DN…Point is, as I said earlier, sports teams are losing millennials, and they need them. Millennials support the environment and the climate change fight so sports teams really need to step up their green games.
Dave Newport, Director, University of Colorado Environmental Center (Photo credit: Dave Newport)
GSB: I can see how that would be the case in über-green Boulder, CO. Or maybe Berkeley, CA or Cambridge, MA. Places that Hillary—who won strongly amongst the younger demos—carried. But what about in places like, say, Florida or the Rust Belt, all of which went to Trump?
DN: Oh, sports teams and brands connecting to millennials and GenZ-ers through purpose is not only the province of Hillary supporters. And, tell you the truth, sports and brands need to connect to the entire community through purpose. Know this: In Florida, a state that was won by Trump, voters voted for increased access to renewable energy, against the wishes of Big Energy. So to say Trump voters are anti-solar, anti-clean energy, is false.
GSB: Glad to hear about the Florida results. Now, back to the younger demographics being purpose driven. I get that, clearly. But does that really translate to sports?
DN: Look, in a survey this fall, 90 percent of incoming freshmen at CU—and at many schools–said they are concerned about the school’s carbon footprint and its plan to reduce it! Ten years ago, when I first arrived here, no one was talking carbon footprint. So, to the degree that sports teams and their sponsors green up their practices and outcomes, these emerging purpose-driven Gen Zs and Millennials will have a reason to engage.
GSB: What about businesses partnering with sports teams on green-themed programs? Will that increase? Right now, those types of partnerships are few and far between, albeit with CU leading the way with green-themed programs from companies like BASF, White Wave and Kohler.
DN: Again, I’m bullish. That’s because there’s a whole class of companies—renewable energy, for instance—that is growing rapidly and will continue to do so because it makes business sense. Why? The price of renewables is falling, in many cases below that of fossil fuels.
GSB: But what about Trump’s threats to undue tax credits and rebates for renewables?
DN: They may be tough to take away. Why? Because those tax credits mean that renewable energy developers will be able to compete and grow….
GSB: …And this is particularly true in red states…
DN: …Like Texas, the Saudi Arabia of Wind, Wyoming, Iowa etc. And as these companies scale, they’re going to need to fuel further growth. You know who Phil Anschutz is?

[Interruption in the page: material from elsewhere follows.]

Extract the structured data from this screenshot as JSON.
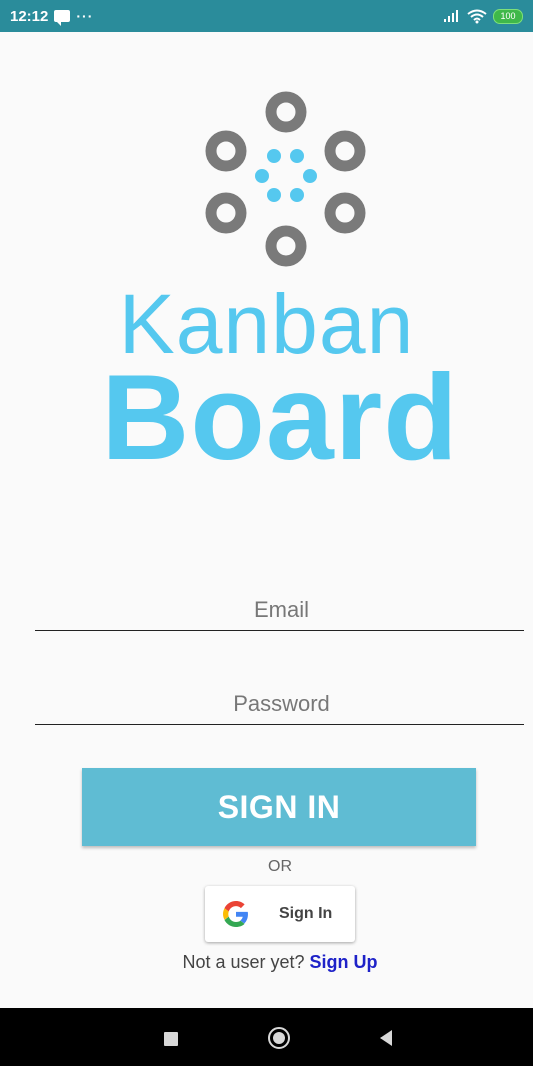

GSB: Of course. Owner of AEG, the largest sports venue owner in the world…
DN: Right! Well Anschutz is trying to get permitting for a 300,000 acre wind farm in Wyoming to build the world’s largest wind farm. Once it’s up and running, and with new advanced battery technology allowing wind-generated electrons to be stored and transmitted, Anschutz plans to sell that electricity to customers in California at a profit.
GSB: Perhaps Anschutz should promote the wind to LA Galaxy fans at the StubHub Center, one of the facilities he owns.
DN: We’re at an inflection point. Teams and brands need to work harder to get millennials and GenZ-ers. Showing the younger demos that they care about the environment will go a long way to bring them into the fold.
GSB: OK, teams and brands. No time to waste. Pick up the greening pace, NOW. Dave, I know you have more to say on the potential of Green-Sports and will be doing so on Twitter this weekend. Tell our readers how they can tune in.
DN: Thanks, Lew. To learn more about Green-Sports’ future, be sure to “tune in” to Twitter via #sbchat this Sunday November 13 at 930 PM EST to chat about the Emerging Business of Sports Sustainability with me and Learfield Sustainability Sponsorship expert Brandon Leimbach